- MATERIAL SHOWN:
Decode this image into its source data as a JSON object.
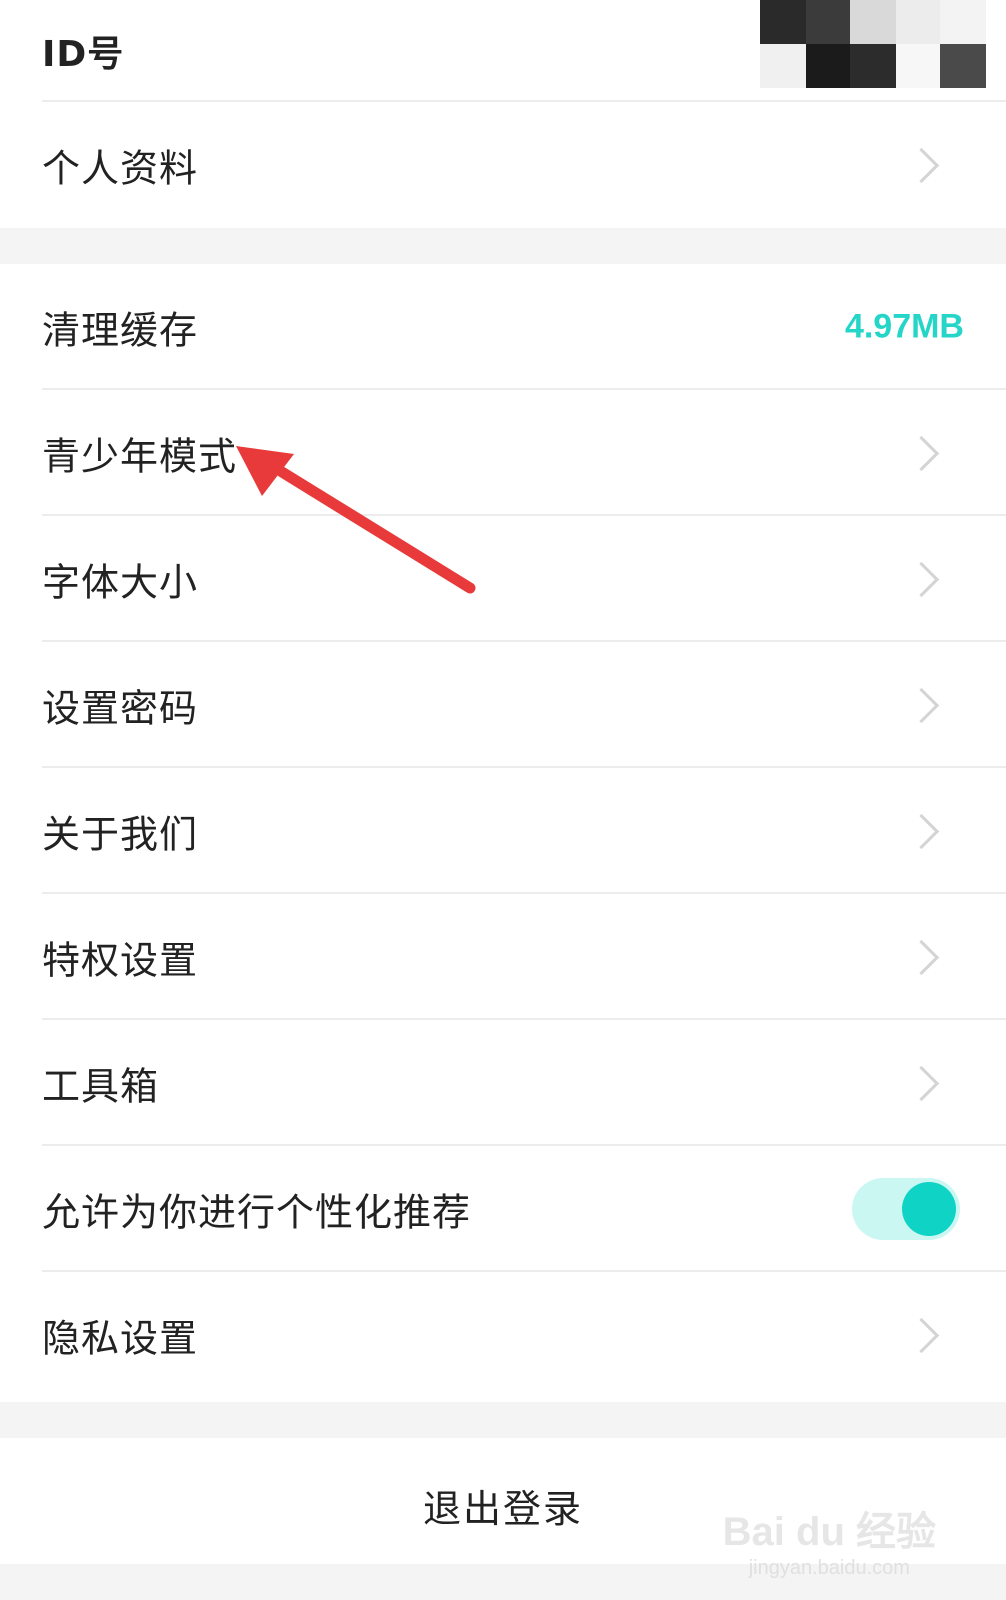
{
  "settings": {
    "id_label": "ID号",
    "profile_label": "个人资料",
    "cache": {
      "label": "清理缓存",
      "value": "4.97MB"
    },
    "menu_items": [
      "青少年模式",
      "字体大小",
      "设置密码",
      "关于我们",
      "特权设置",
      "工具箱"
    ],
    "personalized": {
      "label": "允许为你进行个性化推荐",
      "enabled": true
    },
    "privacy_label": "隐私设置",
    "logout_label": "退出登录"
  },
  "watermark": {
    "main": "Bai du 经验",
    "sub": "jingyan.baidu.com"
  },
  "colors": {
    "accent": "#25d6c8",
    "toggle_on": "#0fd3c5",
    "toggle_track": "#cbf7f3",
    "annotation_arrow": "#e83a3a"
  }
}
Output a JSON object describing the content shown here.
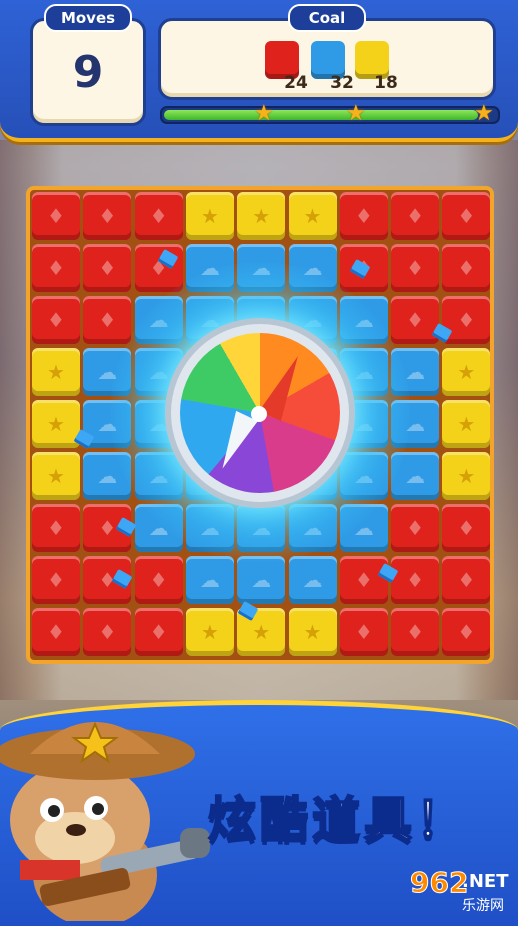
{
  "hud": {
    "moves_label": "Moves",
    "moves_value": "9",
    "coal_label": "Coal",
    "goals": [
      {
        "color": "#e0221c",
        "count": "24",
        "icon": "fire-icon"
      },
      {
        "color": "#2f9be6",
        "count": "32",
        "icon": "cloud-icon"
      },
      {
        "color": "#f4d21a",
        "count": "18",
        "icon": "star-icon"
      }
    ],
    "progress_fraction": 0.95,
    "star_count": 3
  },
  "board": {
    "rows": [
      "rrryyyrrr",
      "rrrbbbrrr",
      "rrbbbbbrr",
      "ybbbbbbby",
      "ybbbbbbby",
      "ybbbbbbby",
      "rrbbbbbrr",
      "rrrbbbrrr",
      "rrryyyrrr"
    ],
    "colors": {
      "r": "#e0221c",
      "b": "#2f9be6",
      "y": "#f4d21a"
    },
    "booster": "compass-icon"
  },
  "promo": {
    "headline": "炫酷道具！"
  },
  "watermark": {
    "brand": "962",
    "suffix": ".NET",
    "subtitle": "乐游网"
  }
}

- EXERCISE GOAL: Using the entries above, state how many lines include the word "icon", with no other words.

- REPLY: 4